“There’s one area though where the world isn’t making much progress, and that’s pandemic preparedness.”

A Spanish flu ward
Image Credit: Wikipedia

His fears stem from several factors: the emergence of new pathogens, the re-emergence of old pathogens due to climate change, population increases, human encroachment on the environment, and the ease with which we’re able to travel great distances.

Gates presented a simulation that modeled how a new flu would cross the globe and the wreckage it could leave in its wake.

“In the case of biological threats, that sense of urgency is lacking. The world needs to prepare for pandemics in the same serious way it prepares for war.”

It’s not that nothing is being done – we have antiviral drugs now that would improve survival rates and antibiotics to treat secondary infections like pneumonia, neither of which were available to the poor sufferers in 1918. We’re also homing in on a universal flu vaccine, and the Bill and Melinda Gates Foundation is upping the ante there with $12 million in grants to encourage further testing and development.

Even though we’re getting better at identifying and diagnosing flu, there’s definitely room for improvement.

“There needs to be better communication between militaries and governments to help coordinate responses,” Gates said – not that the private sector should be cut out of the picture.

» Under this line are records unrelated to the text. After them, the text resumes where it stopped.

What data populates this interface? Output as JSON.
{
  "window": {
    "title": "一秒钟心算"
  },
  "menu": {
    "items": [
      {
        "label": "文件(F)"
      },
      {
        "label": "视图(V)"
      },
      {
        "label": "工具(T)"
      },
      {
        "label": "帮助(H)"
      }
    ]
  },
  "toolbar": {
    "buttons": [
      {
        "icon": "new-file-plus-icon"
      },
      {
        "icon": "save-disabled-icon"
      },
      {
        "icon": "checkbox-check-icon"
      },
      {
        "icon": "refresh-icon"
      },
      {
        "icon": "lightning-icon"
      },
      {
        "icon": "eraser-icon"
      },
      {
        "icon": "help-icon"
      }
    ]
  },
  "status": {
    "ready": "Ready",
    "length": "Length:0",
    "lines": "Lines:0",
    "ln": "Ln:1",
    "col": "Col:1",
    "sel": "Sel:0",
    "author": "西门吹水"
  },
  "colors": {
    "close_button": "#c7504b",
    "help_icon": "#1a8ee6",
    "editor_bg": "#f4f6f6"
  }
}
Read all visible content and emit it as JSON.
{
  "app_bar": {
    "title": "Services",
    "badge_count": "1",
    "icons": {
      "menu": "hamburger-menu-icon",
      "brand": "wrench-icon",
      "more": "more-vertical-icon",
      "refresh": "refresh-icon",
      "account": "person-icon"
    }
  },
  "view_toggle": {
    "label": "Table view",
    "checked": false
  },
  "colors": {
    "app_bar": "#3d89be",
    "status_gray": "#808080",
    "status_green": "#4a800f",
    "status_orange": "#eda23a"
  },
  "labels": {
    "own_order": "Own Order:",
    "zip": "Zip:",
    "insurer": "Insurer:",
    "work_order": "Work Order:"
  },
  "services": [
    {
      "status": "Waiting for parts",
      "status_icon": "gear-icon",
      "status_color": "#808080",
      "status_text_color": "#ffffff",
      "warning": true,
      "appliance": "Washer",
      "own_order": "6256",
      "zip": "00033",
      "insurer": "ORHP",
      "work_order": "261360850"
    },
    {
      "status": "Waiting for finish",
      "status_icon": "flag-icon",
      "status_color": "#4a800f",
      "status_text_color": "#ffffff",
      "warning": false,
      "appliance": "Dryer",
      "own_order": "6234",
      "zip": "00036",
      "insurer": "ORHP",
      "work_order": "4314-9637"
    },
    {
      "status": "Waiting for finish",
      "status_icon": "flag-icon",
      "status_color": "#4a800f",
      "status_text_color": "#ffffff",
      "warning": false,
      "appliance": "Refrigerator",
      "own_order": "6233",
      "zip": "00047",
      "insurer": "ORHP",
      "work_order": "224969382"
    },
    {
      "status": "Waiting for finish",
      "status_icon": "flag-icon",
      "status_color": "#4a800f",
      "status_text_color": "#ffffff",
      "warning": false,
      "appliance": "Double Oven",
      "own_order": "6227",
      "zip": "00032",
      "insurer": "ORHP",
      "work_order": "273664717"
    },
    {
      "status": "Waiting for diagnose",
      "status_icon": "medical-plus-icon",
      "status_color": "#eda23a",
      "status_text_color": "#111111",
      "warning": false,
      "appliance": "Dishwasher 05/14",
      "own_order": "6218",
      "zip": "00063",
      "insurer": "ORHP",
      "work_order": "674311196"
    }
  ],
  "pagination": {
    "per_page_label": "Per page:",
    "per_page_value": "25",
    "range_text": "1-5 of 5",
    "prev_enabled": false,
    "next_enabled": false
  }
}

Our connections might be our Achilles heel when it comes to stopping the spread of the next pandemic, but if we work together to prepare for the inevitable, they could also be our greatest strengths.